Tradition is always an added value. Passed on from generation to generation, it is every community’s legacy, a way to guarantee its continuity. Neither people nor civilisations can be imagined without this connection to history, to the past.
For many years you have been involved with nations and societies in Asia. How are traditions, especially religious traditions, experienced in that continent?
I think it is fair to say that for many Asian peoples traditions have become rigidified. This is happening in a few Muslim societies but also in other religions. For instance, there are some ways of passing on Buddhist or Hindu beliefs that have become, in a certain sense, ossified. In these religious communities some of the things one must do or some of moral values one must follow are passed on in ways that are cut off from real life. Generally, very often this leads young people to assume a critical stance towards them; they start to view them more like deadwood rather than as a resource. In Iran for example many young people exactly because they see a narrow-minded tradition imposed on them become de facto atheists. Badly shaken by secularism, the same is happening in India to Hinduism. Here traditions are repudiated in favour of new values like one’s career, city living, and individualism. In the end the problem that has not been solved is the relationship between religion and modernity. In fact, lest we forget secularism has undermined the Christian tradition as well. In fact many Christians who live in villages, when they move to the city, especially the big cities of China, India and the Middle East, have a hard time living according to their tradition. And when a tradition starts to fade as a way to communicate life, it becomes hard to come together with other religions.

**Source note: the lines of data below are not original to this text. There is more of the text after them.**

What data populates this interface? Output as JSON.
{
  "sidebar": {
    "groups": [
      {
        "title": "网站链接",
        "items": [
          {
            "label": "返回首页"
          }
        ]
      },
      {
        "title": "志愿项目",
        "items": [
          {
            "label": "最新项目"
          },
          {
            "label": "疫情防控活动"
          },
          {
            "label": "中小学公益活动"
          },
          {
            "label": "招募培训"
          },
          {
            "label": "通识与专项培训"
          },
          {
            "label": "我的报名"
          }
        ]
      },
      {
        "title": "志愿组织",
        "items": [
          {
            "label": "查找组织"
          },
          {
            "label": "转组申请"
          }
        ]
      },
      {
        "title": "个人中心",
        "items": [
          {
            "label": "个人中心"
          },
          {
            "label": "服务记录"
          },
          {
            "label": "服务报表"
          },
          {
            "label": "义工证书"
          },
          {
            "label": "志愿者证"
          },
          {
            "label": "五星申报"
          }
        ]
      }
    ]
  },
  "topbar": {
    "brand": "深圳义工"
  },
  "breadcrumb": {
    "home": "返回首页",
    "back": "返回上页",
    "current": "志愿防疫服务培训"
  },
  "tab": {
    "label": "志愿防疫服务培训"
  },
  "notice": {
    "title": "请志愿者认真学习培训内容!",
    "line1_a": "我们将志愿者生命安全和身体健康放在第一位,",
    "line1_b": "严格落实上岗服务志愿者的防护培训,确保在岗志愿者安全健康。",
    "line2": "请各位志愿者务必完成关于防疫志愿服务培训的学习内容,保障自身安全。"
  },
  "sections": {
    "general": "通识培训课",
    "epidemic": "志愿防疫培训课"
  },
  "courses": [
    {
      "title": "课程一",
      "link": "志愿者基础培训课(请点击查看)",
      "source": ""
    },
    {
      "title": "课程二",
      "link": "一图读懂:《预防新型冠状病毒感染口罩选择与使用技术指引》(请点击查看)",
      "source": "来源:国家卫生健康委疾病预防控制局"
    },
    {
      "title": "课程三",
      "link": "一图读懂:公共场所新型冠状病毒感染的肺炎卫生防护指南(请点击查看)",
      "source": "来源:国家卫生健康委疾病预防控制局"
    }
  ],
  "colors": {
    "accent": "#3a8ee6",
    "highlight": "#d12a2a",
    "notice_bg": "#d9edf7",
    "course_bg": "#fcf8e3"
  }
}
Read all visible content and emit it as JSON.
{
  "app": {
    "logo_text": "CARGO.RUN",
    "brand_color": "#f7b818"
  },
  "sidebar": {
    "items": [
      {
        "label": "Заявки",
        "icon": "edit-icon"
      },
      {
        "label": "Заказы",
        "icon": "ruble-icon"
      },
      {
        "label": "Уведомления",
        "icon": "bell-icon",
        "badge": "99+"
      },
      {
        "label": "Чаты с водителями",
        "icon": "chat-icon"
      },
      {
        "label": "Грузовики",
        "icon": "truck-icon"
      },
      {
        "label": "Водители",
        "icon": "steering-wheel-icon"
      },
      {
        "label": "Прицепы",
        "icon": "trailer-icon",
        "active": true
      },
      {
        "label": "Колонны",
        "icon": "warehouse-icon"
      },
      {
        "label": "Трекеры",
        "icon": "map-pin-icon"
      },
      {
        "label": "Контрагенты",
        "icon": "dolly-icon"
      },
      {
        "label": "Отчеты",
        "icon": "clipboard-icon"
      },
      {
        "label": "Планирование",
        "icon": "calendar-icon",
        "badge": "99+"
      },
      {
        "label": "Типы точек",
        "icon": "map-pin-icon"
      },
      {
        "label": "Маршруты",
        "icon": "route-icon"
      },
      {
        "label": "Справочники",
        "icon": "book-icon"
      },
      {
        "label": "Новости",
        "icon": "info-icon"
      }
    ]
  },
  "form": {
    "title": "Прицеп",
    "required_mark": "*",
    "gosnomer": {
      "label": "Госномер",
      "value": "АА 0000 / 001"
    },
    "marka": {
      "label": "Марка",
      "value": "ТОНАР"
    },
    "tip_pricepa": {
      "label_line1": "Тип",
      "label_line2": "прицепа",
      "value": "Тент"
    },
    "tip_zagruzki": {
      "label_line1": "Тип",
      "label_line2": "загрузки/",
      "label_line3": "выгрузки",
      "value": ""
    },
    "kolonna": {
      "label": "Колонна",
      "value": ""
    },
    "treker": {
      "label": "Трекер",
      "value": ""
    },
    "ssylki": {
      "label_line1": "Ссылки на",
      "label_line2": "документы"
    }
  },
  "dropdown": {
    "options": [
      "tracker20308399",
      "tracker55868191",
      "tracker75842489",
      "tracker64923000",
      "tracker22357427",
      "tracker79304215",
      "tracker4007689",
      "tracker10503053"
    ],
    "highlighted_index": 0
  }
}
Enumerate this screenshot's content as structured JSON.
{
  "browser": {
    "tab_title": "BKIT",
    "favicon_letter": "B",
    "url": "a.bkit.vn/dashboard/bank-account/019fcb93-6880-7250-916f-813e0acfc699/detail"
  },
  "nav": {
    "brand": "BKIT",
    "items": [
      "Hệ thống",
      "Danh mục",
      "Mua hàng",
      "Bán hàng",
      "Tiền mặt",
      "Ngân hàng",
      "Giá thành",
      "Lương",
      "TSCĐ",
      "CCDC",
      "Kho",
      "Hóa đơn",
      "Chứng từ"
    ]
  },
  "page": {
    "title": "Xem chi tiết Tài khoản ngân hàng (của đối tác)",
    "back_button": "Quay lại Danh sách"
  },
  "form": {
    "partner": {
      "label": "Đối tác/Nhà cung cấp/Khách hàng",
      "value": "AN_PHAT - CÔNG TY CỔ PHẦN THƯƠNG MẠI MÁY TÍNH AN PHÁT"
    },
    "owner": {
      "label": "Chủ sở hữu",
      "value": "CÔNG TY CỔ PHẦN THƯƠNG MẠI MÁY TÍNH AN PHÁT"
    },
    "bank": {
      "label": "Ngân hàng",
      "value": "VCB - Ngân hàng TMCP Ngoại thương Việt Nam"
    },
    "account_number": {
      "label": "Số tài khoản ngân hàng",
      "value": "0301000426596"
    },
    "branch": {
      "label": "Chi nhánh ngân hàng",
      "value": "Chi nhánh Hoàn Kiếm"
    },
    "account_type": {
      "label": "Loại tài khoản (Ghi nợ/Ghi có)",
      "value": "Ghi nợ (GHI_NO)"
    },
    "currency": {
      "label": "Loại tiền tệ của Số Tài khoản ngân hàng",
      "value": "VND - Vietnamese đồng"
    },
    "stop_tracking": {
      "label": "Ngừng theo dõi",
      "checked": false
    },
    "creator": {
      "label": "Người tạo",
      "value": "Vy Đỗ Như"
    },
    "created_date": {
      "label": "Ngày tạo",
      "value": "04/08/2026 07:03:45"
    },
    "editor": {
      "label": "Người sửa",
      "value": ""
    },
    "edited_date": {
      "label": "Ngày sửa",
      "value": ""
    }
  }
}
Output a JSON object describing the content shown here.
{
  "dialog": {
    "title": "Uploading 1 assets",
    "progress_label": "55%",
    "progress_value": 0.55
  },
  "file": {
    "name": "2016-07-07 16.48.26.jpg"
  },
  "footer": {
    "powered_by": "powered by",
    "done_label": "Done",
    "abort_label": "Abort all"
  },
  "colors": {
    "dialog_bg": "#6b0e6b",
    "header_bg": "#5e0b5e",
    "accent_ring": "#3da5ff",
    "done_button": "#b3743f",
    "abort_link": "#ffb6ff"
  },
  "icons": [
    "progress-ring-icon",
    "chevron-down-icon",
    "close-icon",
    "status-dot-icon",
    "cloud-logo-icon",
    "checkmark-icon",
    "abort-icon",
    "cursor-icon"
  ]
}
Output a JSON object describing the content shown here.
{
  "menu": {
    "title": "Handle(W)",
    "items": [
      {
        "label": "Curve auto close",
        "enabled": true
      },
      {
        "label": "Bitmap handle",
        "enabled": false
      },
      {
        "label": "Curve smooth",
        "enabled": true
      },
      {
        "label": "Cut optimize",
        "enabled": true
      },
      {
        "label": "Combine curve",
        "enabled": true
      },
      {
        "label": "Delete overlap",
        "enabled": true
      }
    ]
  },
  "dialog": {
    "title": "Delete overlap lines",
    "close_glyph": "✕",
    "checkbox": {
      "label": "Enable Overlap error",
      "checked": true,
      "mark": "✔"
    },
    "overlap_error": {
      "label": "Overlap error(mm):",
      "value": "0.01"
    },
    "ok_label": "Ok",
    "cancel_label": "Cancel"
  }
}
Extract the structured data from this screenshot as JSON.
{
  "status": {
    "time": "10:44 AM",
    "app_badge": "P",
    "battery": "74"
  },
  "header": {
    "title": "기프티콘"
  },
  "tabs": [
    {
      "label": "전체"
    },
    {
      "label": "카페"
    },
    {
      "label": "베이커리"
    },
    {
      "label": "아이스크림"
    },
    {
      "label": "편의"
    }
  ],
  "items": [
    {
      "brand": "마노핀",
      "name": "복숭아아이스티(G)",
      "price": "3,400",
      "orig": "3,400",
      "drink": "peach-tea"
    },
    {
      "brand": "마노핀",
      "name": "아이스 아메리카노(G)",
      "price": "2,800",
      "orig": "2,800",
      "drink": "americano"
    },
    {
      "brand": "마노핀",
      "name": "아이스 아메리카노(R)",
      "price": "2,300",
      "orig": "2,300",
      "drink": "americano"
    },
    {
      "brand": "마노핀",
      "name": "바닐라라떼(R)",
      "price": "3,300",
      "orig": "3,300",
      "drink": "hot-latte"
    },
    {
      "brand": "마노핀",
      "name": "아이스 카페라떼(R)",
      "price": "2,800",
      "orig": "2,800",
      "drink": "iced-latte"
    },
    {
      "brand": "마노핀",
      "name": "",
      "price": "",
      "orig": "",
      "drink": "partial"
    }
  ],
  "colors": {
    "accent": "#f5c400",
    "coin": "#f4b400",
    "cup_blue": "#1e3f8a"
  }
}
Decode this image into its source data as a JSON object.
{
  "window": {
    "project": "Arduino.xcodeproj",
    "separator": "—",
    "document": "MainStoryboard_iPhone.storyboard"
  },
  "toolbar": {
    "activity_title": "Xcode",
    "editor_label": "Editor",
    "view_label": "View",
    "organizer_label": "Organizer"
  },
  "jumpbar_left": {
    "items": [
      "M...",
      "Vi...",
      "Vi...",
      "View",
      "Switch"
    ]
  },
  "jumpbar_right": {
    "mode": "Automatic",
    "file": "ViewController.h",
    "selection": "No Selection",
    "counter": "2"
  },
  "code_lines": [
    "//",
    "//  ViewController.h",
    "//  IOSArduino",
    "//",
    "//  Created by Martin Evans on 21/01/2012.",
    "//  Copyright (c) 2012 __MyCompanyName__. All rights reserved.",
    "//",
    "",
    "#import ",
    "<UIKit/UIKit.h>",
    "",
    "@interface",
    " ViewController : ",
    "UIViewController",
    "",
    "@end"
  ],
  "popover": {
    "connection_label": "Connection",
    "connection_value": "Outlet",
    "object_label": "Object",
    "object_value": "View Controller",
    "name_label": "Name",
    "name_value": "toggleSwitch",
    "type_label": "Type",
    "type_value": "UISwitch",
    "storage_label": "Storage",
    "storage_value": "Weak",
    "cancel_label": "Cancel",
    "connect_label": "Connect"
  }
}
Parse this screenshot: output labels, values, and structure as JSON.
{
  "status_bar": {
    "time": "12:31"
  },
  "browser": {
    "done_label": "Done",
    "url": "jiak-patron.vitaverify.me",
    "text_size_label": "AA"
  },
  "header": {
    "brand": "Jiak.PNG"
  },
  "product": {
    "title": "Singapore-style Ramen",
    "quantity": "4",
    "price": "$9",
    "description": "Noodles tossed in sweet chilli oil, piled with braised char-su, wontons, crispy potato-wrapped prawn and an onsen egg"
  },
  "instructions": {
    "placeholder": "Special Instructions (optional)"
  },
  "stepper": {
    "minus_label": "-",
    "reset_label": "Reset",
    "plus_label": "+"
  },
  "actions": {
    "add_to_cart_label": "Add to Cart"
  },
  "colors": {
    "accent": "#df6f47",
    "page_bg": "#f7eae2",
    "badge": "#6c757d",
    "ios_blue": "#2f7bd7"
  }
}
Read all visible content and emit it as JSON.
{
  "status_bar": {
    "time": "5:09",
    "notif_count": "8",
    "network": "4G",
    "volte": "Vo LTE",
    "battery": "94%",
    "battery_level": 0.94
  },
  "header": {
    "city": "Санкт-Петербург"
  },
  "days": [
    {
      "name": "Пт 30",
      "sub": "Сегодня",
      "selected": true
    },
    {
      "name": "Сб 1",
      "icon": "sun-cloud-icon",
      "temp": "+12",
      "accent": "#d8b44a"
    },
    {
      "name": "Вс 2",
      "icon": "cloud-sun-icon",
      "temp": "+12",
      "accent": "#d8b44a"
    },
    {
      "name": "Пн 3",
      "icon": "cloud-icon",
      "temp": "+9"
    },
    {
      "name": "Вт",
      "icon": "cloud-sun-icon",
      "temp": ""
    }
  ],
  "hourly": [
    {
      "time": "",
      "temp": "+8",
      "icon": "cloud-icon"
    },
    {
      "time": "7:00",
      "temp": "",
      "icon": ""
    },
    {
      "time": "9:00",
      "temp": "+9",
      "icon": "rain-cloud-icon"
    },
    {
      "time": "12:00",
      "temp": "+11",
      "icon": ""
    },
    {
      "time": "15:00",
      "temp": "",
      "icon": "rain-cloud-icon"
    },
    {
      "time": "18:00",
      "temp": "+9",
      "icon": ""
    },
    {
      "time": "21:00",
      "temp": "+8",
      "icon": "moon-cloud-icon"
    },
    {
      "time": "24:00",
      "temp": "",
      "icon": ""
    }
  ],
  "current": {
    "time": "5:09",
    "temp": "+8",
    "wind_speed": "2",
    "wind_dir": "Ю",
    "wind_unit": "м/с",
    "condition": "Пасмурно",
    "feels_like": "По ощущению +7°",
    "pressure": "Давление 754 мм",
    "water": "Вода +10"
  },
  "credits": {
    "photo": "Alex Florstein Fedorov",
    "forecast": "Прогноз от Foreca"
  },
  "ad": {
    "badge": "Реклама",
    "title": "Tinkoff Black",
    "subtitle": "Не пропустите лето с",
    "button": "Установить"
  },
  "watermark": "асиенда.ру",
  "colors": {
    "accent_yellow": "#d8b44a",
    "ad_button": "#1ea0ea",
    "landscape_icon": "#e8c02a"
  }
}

If so, can we draw a parallel between the secularised societies of Europe and some Asian nations?
All religious traditions are facing a rapid process of secularisation, whose culture and lifestyle are in principle hostile to faith and religion. This is why it is especially young people who experience a break between the tradition that is passed onto them and the values that attract them, like career, pragmatism, money or an individualistic way of life. Often in an urban and modern environment they choose the latter instead of trying to live according to their religious tradition.
The opposite danger is that of embracing a tradition even when it is proposed in an almost sclerotic form like fundamentalism. Which countries in Asia are in danger of drifting in this direction?
I think this danger exists in many societies. One example is Saudi Arabia where the ban on the public expression of all religions except Sunni Islam prevents people from measuring themselves to other groups. Another example is that of some Indian States like Orissa where we have seen terrible violence inflicted on Christians by Hindu communities who refuse aprioristically to accept their testimony. They do not accept what one might describe as the transformational character of Christianity towards modern society.
During the meeting of the Oasis Scientific Committee participants also talked about the cultural interpretation of tradition, which is the capacity of reading the latter in the light of our own historical context. In your view is this a viable path for Asian nations?
I think it is necessary. It is impossible to communicate one’s tradition and faith without going through culture. The problem is that a fundamentalist approach ends up “freezing” into a rigid pattern the values of a tradition and culture instead of proposing them in an ongoing comparison to what people want.
In your opinion what is the way out of this situation?
I think we must work at two levels. The first one is to enhance the value of education and promote independent schools for Muslims in Europe and Christians in Muslim countries. On this Christians and Muslims can work together.
The other thing is the challenge of secularism to believers of all religions. There are many issues, like the value of family or the value of life on which Christians and Muslims and other religions can find a lot of common ground. But for Christians and Muslims to work together they must first of all renounce violence.
* Interview care of Michele Cisco